### [What this task involves]
The response should consist of the records that follow, printed exactly.

===== Data for processing

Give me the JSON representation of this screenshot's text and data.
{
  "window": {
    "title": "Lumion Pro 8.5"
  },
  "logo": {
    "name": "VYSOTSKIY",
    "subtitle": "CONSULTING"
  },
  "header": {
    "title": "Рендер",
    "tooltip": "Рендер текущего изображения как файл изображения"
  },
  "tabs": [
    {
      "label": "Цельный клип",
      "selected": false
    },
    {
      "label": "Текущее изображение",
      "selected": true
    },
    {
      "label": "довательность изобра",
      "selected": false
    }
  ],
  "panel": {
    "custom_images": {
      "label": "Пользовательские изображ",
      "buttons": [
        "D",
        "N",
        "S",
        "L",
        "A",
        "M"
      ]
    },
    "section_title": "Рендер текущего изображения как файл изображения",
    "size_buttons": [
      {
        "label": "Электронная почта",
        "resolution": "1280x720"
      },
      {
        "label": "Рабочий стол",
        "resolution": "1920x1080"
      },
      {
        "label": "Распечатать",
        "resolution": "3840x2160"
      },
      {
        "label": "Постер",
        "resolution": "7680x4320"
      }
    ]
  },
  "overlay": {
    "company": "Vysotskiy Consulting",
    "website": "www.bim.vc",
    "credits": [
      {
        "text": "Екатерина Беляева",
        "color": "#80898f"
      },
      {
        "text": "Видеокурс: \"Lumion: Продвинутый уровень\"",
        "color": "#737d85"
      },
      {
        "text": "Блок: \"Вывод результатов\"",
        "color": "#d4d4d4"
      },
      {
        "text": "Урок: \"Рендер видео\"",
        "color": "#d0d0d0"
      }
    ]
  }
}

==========

### [Reply]
Give me the JSON representation of this screenshot's text and data.
{
  "window": {
    "title": "Lumion Pro 8.5"
  },
  "logo": {
    "name": "VYSOTSKIY",
    "subtitle": "CONSULTING"
  },
  "header": {
    "title": "Рендер",
    "tooltip": "Рендер текущего изображения как файл изображения"
  },
  "tabs": [
    {
      "label": "Цельный клип",
      "selected": false
    },
    {
      "label": "Текущее изображение",
      "selected": true
    },
    {
      "label": "довательность изобра",
      "selected": false
    }
  ],
  "panel": {
    "custom_images": {
      "label": "Пользовательские изображ",
      "buttons": [
        "D",
        "N",
        "S",
        "L",
        "A",
        "M"
      ]
    },
    "section_title": "Рендер текущего изображения как файл изображения",
    "size_buttons": [
      {
        "label": "Электронная почта",
        "resolution": "1280x720"
      },
      {
        "label": "Рабочий стол",
        "resolution": "1920x1080"
      },
      {
        "label": "Распечатать",
        "resolution": "3840x2160"
      },
      {
        "label": "Постер",
        "resolution": "7680x4320"
      }
    ]
  },
  "overlay": {
    "company": "Vysotskiy Consulting",
    "website": "www.bim.vc",
    "credits": [
      {
        "text": "Екатерина Беляева",
        "color": "#80898f"
      },
      {
        "text": "Видеокурс: \"Lumion: Продвинутый уровень\"",
        "color": "#737d85"
      },
      {
        "text": "Блок: \"Вывод результатов\"",
        "color": "#d4d4d4"
      },
      {
        "text": "Урок: \"Рендер видео\"",
        "color": "#d0d0d0"
      }
    ]
  }
}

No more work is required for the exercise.